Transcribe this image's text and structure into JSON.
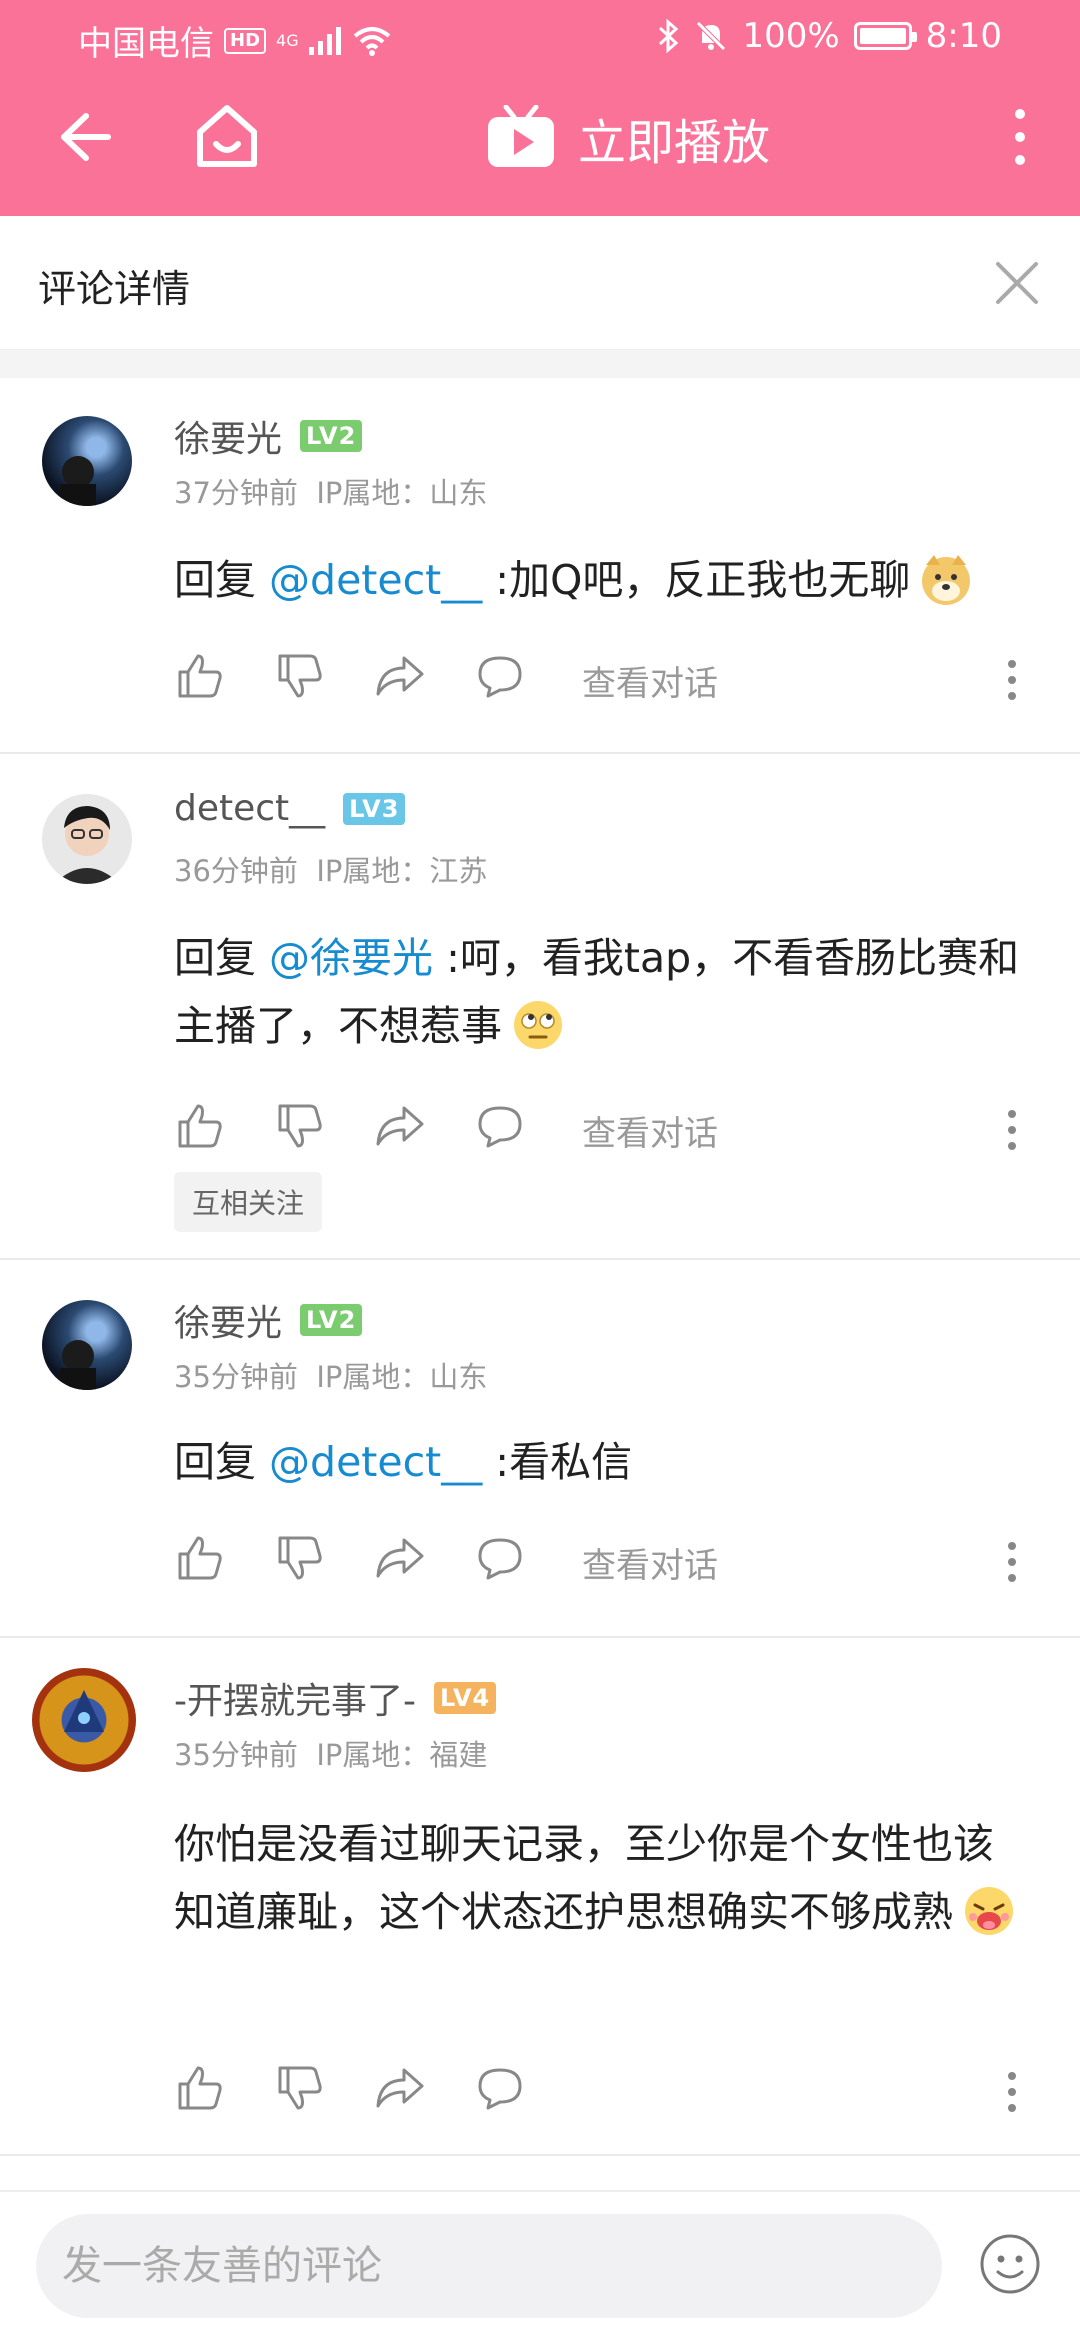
{
  "status_bar": {
    "carrier": "中国电信",
    "network": "4G",
    "battery": "100%",
    "time": "8:10"
  },
  "appbar": {
    "title": "立即播放"
  },
  "sheet": {
    "title": "评论详情"
  },
  "comments": [
    {
      "user": "徐要光",
      "level": "LV2",
      "level_color": "#7bcb6f",
      "time": "37分钟前",
      "ip": "IP属地：山东",
      "reply_prefix": "回复",
      "mention": "@detect__",
      "text": ":加Q吧，反正我也无聊",
      "view_conv": "查看对话"
    },
    {
      "user": "detect__",
      "level": "LV3",
      "level_color": "#6ac6e6",
      "time": "36分钟前",
      "ip": "IP属地：江苏",
      "reply_prefix": "回复",
      "mention": "@徐要光",
      "text": ":呵，看我tap，不看香肠比赛和主播了，不想惹事",
      "view_conv": "查看对话",
      "tag": "互相关注"
    },
    {
      "user": "徐要光",
      "level": "LV2",
      "level_color": "#7bcb6f",
      "time": "35分钟前",
      "ip": "IP属地：山东",
      "reply_prefix": "回复",
      "mention": "@detect__",
      "text": ":看私信",
      "view_conv": "查看对话"
    },
    {
      "user": "-开摆就完事了-",
      "level": "LV4",
      "level_color": "#f5b35f",
      "time": "35分钟前",
      "ip": "IP属地：福建",
      "text": "你怕是没看过聊天记录，至少你是个女性也该知道廉耻，这个状态还护思想确实不够成熟"
    }
  ],
  "bottom": {
    "placeholder": "发一条友善的评论"
  },
  "colors": {
    "brand_pink": "#fb7299",
    "mention_blue": "#178bcf"
  }
}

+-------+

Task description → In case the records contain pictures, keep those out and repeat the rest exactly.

Answer space →
Transcribe this image's text and structure into JSON.
{
  "status_bar": {
    "carrier": "中国电信",
    "network": "4G",
    "battery": "100%",
    "time": "8:10"
  },
  "appbar": {
    "title": "立即播放"
  },
  "sheet": {
    "title": "评论详情"
  },
  "comments": [
    {
      "user": "徐要光",
      "level": "LV2",
      "level_color": "#7bcb6f",
      "time": "37分钟前",
      "ip": "IP属地：山东",
      "reply_prefix": "回复",
      "mention": "@detect__",
      "text": ":加Q吧，反正我也无聊",
      "view_conv": "查看对话"
    },
    {
      "user": "detect__",
      "level": "LV3",
      "level_color": "#6ac6e6",
      "time": "36分钟前",
      "ip": "IP属地：江苏",
      "reply_prefix": "回复",
      "mention": "@徐要光",
      "text": ":呵，看我tap，不看香肠比赛和主播了，不想惹事",
      "view_conv": "查看对话",
      "tag": "互相关注"
    },
    {
      "user": "徐要光",
      "level": "LV2",
      "level_color": "#7bcb6f",
      "time": "35分钟前",
      "ip": "IP属地：山东",
      "reply_prefix": "回复",
      "mention": "@detect__",
      "text": ":看私信",
      "view_conv": "查看对话"
    },
    {
      "user": "-开摆就完事了-",
      "level": "LV4",
      "level_color": "#f5b35f",
      "time": "35分钟前",
      "ip": "IP属地：福建",
      "text": "你怕是没看过聊天记录，至少你是个女性也该知道廉耻，这个状态还护思想确实不够成熟"
    }
  ],
  "bottom": {
    "placeholder": "发一条友善的评论"
  },
  "colors": {
    "brand_pink": "#fb7299",
    "mention_blue": "#178bcf"
  }
}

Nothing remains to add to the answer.